Business confidence lifts on election sentiment
The absence of load-shedding lifted confidence in April to the highest level since January — and a solid win for Ramaphosa may see it stay up
Just a day before South Africans head to the polls to vote in the general election, a report showed that business confidence picked up on promises of economic growth and job creation.
The SA Chamber of Commerce and Industry’s (Sacci's) business confidence index (BCI) rose to 93.7 in April from a seven-month low of 91.8 in March. This is the highest level since January.
The index, among other things, is generally regarded as a dip-stick of business sentiment in the country.
“The common theme of election manifesto policies among the parties to drive economic growth and job creation seems to resonate well with the markets, [and] belief that there is adequate seriousness by parties and by the government to adopt that help fight corruption and drive an economic growth agenda,” Sacci said in a statement on Tuesday.
The reprieve from power cuts as Eskom suspended load-shedding also bolstered business confidence.
Despite this, the chamber warned: “The once-off nature of political campaign activities that include high expenditure on printing and advertising may lull one into a false sense of comfort about business confidence. Although once-off, the benefit cannot be taken for granted, it is most welcome by business.”
Sentiment lifted at the start of 2018 on expectations of better business prospects following the election of Cyril Ramaphosa as ANC president. The index, however, has fallen significantly in the context of sluggish economic conditions and continued political uncertainty.

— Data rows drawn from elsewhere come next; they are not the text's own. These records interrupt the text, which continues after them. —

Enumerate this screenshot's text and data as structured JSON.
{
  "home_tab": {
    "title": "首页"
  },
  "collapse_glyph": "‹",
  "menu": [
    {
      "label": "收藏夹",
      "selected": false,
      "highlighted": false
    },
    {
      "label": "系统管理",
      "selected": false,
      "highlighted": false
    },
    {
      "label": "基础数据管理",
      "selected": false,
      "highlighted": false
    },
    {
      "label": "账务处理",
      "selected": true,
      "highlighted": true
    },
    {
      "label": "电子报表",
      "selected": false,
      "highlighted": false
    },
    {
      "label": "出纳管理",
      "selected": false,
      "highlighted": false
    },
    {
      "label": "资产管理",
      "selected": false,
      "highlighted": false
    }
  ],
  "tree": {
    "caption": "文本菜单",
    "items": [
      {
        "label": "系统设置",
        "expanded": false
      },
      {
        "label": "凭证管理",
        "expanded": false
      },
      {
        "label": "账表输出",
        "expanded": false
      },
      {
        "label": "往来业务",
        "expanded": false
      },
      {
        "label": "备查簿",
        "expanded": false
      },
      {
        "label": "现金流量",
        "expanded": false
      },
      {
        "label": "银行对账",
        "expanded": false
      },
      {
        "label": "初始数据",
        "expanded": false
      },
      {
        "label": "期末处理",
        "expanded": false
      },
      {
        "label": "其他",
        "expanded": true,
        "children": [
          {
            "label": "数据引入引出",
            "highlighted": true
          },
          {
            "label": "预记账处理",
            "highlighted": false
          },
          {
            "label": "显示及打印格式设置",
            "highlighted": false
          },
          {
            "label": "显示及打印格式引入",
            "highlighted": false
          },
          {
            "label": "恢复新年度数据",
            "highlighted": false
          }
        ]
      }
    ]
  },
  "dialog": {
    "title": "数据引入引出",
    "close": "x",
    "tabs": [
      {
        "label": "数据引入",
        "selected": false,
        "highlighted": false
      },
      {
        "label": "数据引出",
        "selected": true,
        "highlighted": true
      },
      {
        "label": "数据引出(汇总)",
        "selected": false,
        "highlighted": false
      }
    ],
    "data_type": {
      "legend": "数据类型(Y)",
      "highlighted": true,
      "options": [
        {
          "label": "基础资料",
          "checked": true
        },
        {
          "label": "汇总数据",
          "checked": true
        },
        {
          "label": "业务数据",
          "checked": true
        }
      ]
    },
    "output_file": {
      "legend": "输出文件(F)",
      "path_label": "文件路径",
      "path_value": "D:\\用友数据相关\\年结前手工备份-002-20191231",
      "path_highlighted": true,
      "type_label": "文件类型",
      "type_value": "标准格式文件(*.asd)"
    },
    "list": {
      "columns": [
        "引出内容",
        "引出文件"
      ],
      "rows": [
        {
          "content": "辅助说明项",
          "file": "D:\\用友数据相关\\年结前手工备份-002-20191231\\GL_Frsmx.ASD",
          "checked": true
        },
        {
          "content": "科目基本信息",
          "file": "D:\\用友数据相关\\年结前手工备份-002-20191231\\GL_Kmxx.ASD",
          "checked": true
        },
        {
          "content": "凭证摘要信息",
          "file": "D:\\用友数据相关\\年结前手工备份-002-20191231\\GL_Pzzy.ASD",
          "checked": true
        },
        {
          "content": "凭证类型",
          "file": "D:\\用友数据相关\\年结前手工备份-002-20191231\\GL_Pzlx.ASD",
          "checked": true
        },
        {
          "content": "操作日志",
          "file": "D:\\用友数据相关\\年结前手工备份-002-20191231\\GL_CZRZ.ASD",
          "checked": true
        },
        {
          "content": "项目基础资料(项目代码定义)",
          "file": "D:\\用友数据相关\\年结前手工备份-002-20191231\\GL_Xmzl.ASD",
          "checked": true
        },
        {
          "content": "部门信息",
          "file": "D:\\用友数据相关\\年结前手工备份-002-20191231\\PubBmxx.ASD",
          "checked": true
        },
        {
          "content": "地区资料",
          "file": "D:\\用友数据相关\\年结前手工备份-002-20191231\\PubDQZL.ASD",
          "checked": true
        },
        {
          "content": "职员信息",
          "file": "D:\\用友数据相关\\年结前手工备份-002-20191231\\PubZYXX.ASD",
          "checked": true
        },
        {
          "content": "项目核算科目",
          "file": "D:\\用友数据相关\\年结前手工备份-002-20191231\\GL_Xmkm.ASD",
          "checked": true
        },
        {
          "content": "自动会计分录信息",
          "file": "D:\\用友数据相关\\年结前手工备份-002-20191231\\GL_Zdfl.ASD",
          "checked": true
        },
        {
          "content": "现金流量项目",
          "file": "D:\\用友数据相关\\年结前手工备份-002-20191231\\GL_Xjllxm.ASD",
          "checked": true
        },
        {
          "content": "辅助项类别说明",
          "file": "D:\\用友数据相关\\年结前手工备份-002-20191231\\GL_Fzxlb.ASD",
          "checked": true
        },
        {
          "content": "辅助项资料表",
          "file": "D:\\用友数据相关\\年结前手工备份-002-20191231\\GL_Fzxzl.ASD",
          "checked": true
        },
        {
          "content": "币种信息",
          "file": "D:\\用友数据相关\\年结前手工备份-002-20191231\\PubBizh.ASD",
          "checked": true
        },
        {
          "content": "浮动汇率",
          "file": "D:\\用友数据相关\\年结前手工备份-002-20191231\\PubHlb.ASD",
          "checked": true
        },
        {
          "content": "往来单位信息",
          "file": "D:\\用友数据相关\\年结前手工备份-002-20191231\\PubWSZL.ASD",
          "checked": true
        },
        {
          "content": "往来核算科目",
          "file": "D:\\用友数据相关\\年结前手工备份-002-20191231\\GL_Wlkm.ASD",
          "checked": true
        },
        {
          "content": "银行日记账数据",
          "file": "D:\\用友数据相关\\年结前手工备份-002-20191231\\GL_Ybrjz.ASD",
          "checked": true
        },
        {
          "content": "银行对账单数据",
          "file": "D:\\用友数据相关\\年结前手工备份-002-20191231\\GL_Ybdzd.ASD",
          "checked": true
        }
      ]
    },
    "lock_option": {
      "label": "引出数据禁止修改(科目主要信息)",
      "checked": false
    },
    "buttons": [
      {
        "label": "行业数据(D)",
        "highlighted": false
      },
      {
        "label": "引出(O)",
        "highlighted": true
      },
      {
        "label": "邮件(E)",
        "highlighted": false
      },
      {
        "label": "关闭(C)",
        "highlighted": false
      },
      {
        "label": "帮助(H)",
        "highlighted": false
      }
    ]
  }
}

The index is a measure of the volume of activity rather than a poll of sentiment, and has a relatively strong relationship with economic growth.
Five of the 13 sub-indices of the BCI improved from March while five remained unchanged, and three declined. The five that improved were the rand exchange rate against the major trading and investment currencies; higher share prices on the JSE; increased real value of building plans passed; real retail sales; and merchandise import volumes.
“The outcome of elections should bring more clarity to business and enhance better planning and decision-making. Business and investor confidence will become pivotal to the economy and the business climate in the second half of 2019,” Sacci said.
However, policy certainty after the elections will depend on the extent of Ramaphosa’s victory within the ANC rather than the ANC’s own victory, it said.
“The president’s victory would protect and shield his leadership from vicious factional battles within his party that have plagued his presidency since his appointment. Business confidence is likely to be emboldened by this outcome.”